ASHPA, the Australian Safety and Health Professional Associations has been quiet for a while but sponsored La Trobe University to undertake some research into the future of work and its impacts on occupational health and safety (OHS) professionals, hygienists, ergonomists and others. It is an interesting insight into the thoughts and perspectives of safety and health professionals but it also cries out for interpretation and analysis.
The report, not yet available online, is based on the responses of 733 safety and health professionals to an online survey. The statistical profile of the profession in Australia is useful and the key findings
Recently a public relations firm has been promoting a statement about workers’ compensation and occupational asthma in support of the Australasian Asthma Conference. The statement was a timely reminder of the 2015 report – The Hidden Costs of Asthma. These documents are aimed at the management of asthma rather than the prevention but, coincidentally, the Australian Government entered some legislative amendments in Parliament that will help with the prevention of this important condition.

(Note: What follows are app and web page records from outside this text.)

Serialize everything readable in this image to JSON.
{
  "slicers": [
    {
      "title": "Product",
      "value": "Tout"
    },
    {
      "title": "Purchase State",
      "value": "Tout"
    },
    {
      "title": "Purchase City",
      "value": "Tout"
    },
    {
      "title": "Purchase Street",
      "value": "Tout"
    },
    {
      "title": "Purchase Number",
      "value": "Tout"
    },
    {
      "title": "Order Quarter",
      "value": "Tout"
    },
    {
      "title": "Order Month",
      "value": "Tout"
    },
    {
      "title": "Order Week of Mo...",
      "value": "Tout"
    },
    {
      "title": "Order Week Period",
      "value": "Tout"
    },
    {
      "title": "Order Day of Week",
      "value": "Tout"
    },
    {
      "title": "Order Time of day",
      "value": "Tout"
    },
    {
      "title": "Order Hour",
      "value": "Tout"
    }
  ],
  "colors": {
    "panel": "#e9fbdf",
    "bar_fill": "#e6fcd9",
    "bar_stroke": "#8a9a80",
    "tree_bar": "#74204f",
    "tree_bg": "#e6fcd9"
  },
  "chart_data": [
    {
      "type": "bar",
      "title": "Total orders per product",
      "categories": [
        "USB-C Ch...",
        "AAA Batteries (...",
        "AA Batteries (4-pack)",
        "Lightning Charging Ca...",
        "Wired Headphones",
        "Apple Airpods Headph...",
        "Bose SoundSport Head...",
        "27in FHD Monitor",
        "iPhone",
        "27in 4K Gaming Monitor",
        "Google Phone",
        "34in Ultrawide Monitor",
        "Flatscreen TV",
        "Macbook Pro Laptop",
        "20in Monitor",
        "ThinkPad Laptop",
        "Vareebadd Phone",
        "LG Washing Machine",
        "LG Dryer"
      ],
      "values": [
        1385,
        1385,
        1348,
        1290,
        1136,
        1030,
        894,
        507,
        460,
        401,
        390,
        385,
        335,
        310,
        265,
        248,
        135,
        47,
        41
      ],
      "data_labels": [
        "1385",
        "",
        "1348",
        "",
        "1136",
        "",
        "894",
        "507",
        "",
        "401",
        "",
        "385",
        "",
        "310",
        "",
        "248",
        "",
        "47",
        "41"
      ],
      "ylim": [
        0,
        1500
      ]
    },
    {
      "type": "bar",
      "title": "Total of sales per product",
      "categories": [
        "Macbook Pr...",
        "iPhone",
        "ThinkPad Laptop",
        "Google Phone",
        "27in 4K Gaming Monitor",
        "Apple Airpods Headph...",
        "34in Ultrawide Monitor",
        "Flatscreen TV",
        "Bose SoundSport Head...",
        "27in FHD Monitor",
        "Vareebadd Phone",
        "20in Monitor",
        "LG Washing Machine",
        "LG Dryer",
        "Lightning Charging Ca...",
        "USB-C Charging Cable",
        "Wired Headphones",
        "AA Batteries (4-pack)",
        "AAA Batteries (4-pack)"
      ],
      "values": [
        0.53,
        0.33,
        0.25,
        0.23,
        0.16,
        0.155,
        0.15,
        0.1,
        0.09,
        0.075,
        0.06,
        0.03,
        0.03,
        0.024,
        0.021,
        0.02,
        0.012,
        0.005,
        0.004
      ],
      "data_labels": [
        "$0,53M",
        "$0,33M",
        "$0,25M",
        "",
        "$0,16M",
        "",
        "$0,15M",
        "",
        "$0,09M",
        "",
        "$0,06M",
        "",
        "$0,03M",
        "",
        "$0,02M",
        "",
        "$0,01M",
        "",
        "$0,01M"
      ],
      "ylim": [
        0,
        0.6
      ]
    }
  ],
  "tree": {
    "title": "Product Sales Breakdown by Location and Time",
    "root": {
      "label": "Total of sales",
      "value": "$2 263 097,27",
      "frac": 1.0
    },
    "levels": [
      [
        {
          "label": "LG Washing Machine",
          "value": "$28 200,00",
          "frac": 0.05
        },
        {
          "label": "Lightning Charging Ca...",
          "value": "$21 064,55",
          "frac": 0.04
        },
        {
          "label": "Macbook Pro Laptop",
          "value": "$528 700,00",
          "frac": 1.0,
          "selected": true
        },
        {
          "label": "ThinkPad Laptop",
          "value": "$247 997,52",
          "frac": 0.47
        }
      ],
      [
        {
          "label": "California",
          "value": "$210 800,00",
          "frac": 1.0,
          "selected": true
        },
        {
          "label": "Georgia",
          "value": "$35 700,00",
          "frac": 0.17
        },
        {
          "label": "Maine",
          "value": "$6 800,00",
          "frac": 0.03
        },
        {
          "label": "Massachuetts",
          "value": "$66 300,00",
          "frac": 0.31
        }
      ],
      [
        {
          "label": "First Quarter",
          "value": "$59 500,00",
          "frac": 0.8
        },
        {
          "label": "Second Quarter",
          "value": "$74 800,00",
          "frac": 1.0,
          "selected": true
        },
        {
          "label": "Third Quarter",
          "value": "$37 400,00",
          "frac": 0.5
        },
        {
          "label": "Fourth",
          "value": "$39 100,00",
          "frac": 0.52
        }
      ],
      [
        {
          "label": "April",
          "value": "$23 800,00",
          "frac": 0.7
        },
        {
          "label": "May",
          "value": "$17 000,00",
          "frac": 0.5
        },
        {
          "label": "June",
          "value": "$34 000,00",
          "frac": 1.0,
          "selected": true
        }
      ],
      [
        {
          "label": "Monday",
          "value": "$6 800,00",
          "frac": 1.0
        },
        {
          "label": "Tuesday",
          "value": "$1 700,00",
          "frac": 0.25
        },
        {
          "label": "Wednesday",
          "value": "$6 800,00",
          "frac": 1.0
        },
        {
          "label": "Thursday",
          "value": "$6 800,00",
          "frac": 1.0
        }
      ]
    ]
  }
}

At a well-attended La Trobe University alumni seminar in May 2017, researchers discussed the reality and the hype surrounding mindfulness. They explained the varieties of mindfulness, the clinic research history over the last four decades and the personal advantages of living mindfully. However in the workplace and organisational context, they said that there was insufficient evidence to show benefits from workplace mindfulness in this “emerging area of research”.
The seminar was hosted by Latrobe University with three speakers
Many mindfulness advocates have developed programs that they claim can offer substantial benefits to workplaces by increasing productivity and reducing injury and illness, primarily, by changing the behaviours and attitudes of employees. This individual approach is often dropped into a workplace and promoted as an organisational opportunity. But the La Trobe researchers mentioned that this is a very recent perspective.
Being a member of a local safety group provides nuggets of occupational health and safety (OHS) information from speakers and members in a broad range of industries and occupations. The May 2017 meeting of the Central Safety Group at which Wayne Richards spoke provoked several OHS thoughts about safety, leadership and culture. One was that Transdev…
Every government releases a great deal of information, particularly around budget time and occupational health and safety (OHS) funding often gets missed in the overviews and media discussion. The Victorian Government’s budget papers (Budget Paper No. 3 – Service Delivery) for 2017 included A$3 million to the Department of Health and Human Services (DHHS) for
“Addressing occupational violence against health workers and workplace bullying” (page 78)
There is no doubt that such funding will help improve OHS but it also seems odd, given some of the recent incidents and riots, the corrections and prison services received no specific OHS funding. The introduction of “a trial of independent workplace facilitators” is also intriguing.
Continue reading “How will “independent workplace facilitators” improve OHS?”